If you are trying to select text to create highlights or citations, remember that you must now click or tap on the first word, and then click or tap on the last word.
One moment ...
Default project is now your active project.
Project items

Items saved from this article

This article has been saved
Highlights (0)
Some of your highlights are legacy items.

Highlights saved before July 30, 2012 will not be displayed on their respective source pages.

You can easily re-create the highlights by opening the book page or article, selecting the text, and clicking “Highlight.”

Citations (0)
Some of your citations are legacy items.

Any citation created before July 30, 2012 will labeled as a “Cited page.” New citations will be saved as cited passages, pages or articles.

We also added the ability to view new citations from your projects or the book or article where you created them.

Notes (0)
Bookmarks (0)

You have no saved items from this article

Project items include:
  • Saved book/article
  • Highlights
  • Quotes/citations
  • Notes
  • Bookmarks
Notes
Cite this article

Cited article

Style
Citations are available only to our active members.
Sign up now to cite pages or passages in MLA, APA and Chicago citation styles.

(Einhorn, 1992, p. 25)

(Einhorn 25)

1

1. Lois J. Einhorn, Abraham Lincoln, the Orator: Penetrating the Lincoln Legend (Westport, CT: Greenwood Press, 1992), 25, http://www.questia.com/read/27419298.

Cited article

Managing Assets in the Cloud: Keeping Track of an Ever-Expanding Amount of Technology Assets Can Be a Daunting Task for an Understaffed District IT Department. Two Schools Turn to the Cloud for Assistance
Settings

Settings

Typeface
Text size Smaller Larger Reset View mode
Search within

Search within this article

Look up

Look up a word

  • Dictionary
  • Thesaurus
Please submit a word or phrase above.
Print this page

Print this page

Why can't I print more than one page at a time?

Help
Full screen

matching results for page

    Questia reader help

    How to highlight and cite specific passages

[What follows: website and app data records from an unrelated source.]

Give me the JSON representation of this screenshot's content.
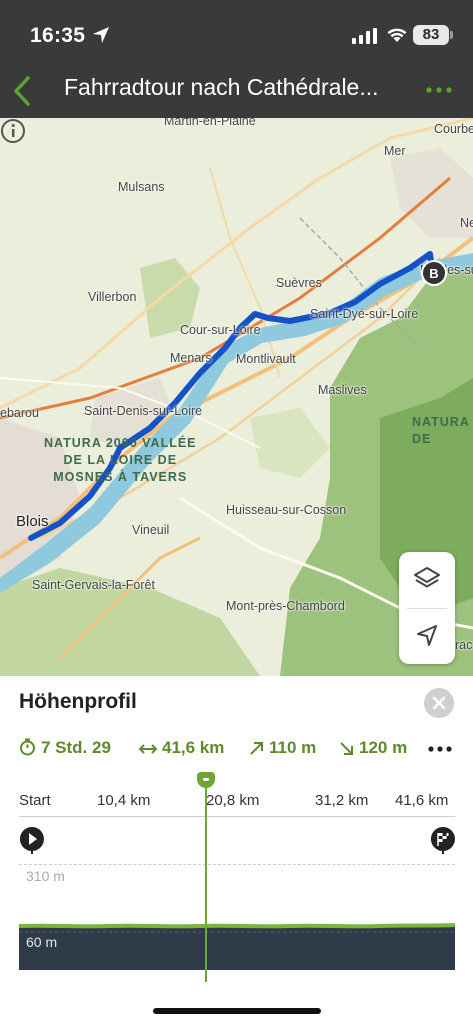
{
  "status_bar": {
    "time": "16:35",
    "battery": "83"
  },
  "header": {
    "title": "Fahrradtour nach Cathédrale...",
    "accent_color": "#5ba42e"
  },
  "map": {
    "labels": {
      "martin": "Martin-en-Plaine",
      "courbe": "Courbe",
      "mer": "Mer",
      "mulsans": "Mulsans",
      "ne": "Ne",
      "muides": "Muides-sur-Loi",
      "suevres": "Suèvres",
      "villerbon": "Villerbon",
      "cour": "Cour-sur-Loire",
      "saint_dye": "Saint-Dyé-sur-Loire",
      "menars": "Menars",
      "montlivault": "Montlivault",
      "maslives": "Maslives",
      "ebarou": "ebarou",
      "saint_denis": "Saint-Denis-sur-Loire",
      "natura_right": "NATURA\nDE",
      "vineuil": "Vineuil",
      "huisseau": "Huisseau-sur-Cosson",
      "blois": "Blois",
      "saint_gervais": "Saint-Gervais-la-Forêt",
      "mont_pres": "Mont-près-Chambord",
      "rac": "rac"
    },
    "natura_zone": "NATURA 2000 VALLÉE\nDE LA LOIRE DE\nMOSNES À TAVERS",
    "end_marker": "B",
    "route_color": "#1552c8"
  },
  "elevation": {
    "title": "Höhenprofil",
    "duration": "7 Std. 29",
    "distance": "41,6 km",
    "ascent": "110 m",
    "descent": "120 m",
    "axis_ticks": [
      "Start",
      "10,4 km",
      "20,8 km",
      "31,2 km",
      "41,6 km"
    ],
    "elev_max": "310 m",
    "elev_min": "60 m",
    "marker_fraction": 0.43
  }
}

    1. Click or tap the first word you want to select.
    2. Click or tap the last word you want to select, and you’ll see everything in between get selected.
    3. You’ll then get a menu of options like creating a highlight or a citation from that passage of text.

    OK, got it!

    Cited passage

    Style
    Citations are available only to our active members.
    Sign up now to cite pages or passages in MLA, APA and Chicago citation styles.

    "Portraying himself as an honest, ordinary person helped Lincoln identify with his audiences." (Einhorn, 1992, p. 25).

    "Portraying himself as an honest, ordinary person helped Lincoln identify with his audiences." (Einhorn 25)

    "Portraying himself as an honest, ordinary person helped Lincoln identify with his audiences."1

    1. Lois J. Einhorn, Abraham Lincoln, the Orator: Penetrating the Lincoln Legend (Westport, CT: Greenwood Press, 1992), 25, http://www.questia.com/read/27419298.

    Cited passage

    Thanks for trying Questia!

    Please continue trying out our research tools, but please note, full functionality is available only to our active members.

    Your work will be lost once you leave this Web page.

    For full access in an ad-free environment, sign up now for a FREE, 1-day trial.

    Already a member? Log in now.